Thing to Do

Visit A Bench By the Road at Fort Moultrie

A black metal bench with a plaque is in the foreground with a crowd of people behind it.
A Bench By the Roadside


Walk down to the bench overlooking the Intracoastal waterway to reflect on the largest forced migration in world history. The forced exodus of West Africans to the New World often ended in Charleston, the entry point to nearly half of the captive Africans shipped to North America. Beyond the military defense, Sullivan's Island had quarantine stations to protect the colony from deadly diseases. Between 1707 and 1799, when passengers aboard arriving ships carried infectious diseases, their free or enslaved passengers were quarantined either aboard ship or in an island "pest house." During this time, four pest houses were constructed on Sullivan's Island, though never more than one existed at the same time. All were built between Fort Moultrie and the western end of the island. The exact locations are unknown. The Bench by the Roadside serves as a reminder for those Africans captured in the slave trade, whose lives were forever changed. Approximately, 2 million Africans died during the Middle Passage.
5 Minutes
Walk down to the bench and read the plaque. You may sit on the bench.
All ages, but minors younger than 16 years old must be with an adult parent or guardian.
Dogs must be kept on leashes
There is a National Park Service entrance fee charged for Fort Moultrie.
Follow the sidewalk from the Fort Moultrie Visitor Center to the dock. You will walk passed the parking lot. Before going onto the dock, turn to your right and walk on the grass beyond the picnic tables. Here you will find a bench that is facing the marsh and Intracoastal waterway.
Year Round
Time of Day
Accessibility Information
The sidewalk from the Visitor Center to the dock is accessible. It is a flat surface. Just before the dock, you will need to walk on a grass and sandy dirt field to reach the bench.Be careful of several tree roots on the surface. This area is relatively flat as well.
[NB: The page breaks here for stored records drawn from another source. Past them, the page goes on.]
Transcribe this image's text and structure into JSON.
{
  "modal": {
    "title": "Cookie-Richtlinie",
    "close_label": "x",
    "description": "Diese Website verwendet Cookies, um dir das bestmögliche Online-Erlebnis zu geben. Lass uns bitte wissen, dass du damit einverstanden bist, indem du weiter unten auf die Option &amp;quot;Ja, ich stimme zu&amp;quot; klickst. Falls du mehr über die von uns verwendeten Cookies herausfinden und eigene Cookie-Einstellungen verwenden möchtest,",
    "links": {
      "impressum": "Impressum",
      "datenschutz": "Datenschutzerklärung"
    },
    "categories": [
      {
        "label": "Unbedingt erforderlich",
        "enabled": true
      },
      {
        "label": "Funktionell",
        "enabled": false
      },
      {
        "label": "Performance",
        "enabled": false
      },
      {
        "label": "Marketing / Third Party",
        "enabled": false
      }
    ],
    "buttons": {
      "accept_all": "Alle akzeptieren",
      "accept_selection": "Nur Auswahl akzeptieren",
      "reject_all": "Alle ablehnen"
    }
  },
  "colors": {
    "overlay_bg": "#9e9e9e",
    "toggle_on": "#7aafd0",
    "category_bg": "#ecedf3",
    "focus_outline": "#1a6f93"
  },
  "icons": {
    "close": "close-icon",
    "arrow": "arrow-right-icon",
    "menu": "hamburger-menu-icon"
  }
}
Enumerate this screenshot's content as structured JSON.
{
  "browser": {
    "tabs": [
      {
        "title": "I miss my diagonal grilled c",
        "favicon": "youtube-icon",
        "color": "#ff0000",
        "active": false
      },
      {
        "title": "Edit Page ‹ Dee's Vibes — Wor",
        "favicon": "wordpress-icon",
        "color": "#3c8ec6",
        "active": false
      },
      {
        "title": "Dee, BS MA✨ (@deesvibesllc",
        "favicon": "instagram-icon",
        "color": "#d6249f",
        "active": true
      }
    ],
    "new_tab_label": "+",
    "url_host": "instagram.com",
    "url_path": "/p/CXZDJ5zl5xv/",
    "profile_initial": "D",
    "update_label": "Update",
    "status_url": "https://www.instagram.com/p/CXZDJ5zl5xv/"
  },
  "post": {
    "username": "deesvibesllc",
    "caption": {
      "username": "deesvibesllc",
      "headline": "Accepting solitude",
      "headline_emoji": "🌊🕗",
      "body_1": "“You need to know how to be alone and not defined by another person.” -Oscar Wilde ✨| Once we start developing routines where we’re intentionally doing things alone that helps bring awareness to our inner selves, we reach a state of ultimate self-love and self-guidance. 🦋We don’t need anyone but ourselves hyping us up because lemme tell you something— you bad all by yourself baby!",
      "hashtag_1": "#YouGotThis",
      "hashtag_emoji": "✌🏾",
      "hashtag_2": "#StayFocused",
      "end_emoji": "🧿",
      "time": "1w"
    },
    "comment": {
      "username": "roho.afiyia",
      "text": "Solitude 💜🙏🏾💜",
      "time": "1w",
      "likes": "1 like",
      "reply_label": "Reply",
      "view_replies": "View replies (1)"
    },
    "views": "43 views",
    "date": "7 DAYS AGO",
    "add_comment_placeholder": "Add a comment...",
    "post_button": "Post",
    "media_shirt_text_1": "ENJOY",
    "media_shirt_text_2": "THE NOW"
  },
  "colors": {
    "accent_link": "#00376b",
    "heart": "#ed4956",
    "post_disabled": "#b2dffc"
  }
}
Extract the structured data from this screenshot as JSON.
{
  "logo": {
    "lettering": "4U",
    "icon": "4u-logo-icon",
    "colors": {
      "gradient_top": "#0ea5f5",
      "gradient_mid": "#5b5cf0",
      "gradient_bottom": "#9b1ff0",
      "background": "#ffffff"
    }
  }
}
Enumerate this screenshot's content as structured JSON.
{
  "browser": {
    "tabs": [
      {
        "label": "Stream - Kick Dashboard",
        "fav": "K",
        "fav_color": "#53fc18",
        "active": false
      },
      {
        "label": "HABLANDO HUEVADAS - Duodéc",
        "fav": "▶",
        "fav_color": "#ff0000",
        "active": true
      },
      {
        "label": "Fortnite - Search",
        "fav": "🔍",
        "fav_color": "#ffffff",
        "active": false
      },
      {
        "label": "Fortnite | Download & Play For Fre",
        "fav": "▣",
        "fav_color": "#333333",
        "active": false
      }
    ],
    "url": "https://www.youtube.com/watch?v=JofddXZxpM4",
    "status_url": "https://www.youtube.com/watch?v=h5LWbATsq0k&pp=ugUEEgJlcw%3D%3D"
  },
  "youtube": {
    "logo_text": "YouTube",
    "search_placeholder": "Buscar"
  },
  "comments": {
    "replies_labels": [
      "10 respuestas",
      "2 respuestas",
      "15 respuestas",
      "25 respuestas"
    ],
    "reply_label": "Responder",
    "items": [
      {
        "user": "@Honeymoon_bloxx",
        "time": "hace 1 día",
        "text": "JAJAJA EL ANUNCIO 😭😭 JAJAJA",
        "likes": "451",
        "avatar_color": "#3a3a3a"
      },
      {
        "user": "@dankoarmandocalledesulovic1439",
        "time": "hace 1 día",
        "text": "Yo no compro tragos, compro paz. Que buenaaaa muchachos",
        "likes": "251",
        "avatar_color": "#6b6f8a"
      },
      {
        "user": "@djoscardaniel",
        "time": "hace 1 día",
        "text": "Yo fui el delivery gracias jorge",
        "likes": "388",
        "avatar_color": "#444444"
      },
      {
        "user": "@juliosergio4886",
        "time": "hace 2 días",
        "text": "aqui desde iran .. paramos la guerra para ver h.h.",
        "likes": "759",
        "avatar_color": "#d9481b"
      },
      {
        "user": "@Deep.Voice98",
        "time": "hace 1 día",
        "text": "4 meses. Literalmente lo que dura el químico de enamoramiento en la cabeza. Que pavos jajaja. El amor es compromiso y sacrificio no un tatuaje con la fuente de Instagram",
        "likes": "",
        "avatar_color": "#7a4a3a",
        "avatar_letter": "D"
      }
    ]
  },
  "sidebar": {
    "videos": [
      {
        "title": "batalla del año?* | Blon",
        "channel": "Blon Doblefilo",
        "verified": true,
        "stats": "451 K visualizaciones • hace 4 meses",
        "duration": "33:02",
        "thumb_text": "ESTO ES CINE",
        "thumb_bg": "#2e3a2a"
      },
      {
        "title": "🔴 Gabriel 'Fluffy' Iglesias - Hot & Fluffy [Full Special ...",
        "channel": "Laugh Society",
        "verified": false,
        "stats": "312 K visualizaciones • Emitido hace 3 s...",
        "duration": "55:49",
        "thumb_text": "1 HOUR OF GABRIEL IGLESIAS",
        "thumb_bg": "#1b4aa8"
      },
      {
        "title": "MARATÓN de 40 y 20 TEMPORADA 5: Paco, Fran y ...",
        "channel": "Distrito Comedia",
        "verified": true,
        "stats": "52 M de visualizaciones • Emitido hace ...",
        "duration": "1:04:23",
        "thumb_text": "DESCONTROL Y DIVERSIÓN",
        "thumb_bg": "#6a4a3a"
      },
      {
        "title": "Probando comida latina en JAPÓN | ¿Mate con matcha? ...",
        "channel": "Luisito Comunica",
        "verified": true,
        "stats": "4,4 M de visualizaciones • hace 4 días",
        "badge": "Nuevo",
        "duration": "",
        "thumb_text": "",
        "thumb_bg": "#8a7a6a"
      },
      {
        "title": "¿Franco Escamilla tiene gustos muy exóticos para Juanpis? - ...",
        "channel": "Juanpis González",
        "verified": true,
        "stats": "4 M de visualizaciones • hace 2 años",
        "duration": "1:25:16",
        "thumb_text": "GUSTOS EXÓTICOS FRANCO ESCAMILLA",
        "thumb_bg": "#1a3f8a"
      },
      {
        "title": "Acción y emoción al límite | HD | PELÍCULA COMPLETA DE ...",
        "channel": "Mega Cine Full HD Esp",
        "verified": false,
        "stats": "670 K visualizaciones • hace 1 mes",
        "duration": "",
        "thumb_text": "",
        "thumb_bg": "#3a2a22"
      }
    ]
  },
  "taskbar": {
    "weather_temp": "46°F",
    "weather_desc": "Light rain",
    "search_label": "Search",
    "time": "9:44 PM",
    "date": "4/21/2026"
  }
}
The bench is comprised of black steel slats perpendicular to the ground with two curvy metal slates running across the other slats. There is a small bronze plaque that is attached to the center back of the bench that reads:“A Bench By The Road Placed by the Toni Morrison Society, Sullivan’s Island, South Carolina, July 26, 2008.” A second larger bronze plaque is centered in oyster shell cement composite on the ground in front of the bench and reads, “A Bench By The Road. There is no place your or I can go, to think about or not think about, to summon the presences of, or recollect the absences of slaves; nothing that reminds us of the ones who made the journey and of those who did not make it. There is no suitable memorial or plaque or wreath or wall or park or skyscraper lobby. There’s no 300-foot tower. There’s no small bench by the road.Toni Morrison 1989. The bench by the Road Project was launched by the Toni Morrison Society in honor of Nobel Laureate Toni Morrison. This first bench is placed in memory of the enslaved Africans who perished during the Middle Passage and those who arrived on Sullivan’s Island, a major point of entry for Africans who entered the U.S. during the Transatlantic Slave Trade. Nearly half of all African Americans have ancestors who passed through Sullivan’s Island.July 26, 2008Toni Morrison Society, Inc.” 


Fort Sumter and Fort Moultrie National Historical Park

Last updated: October 26, 2020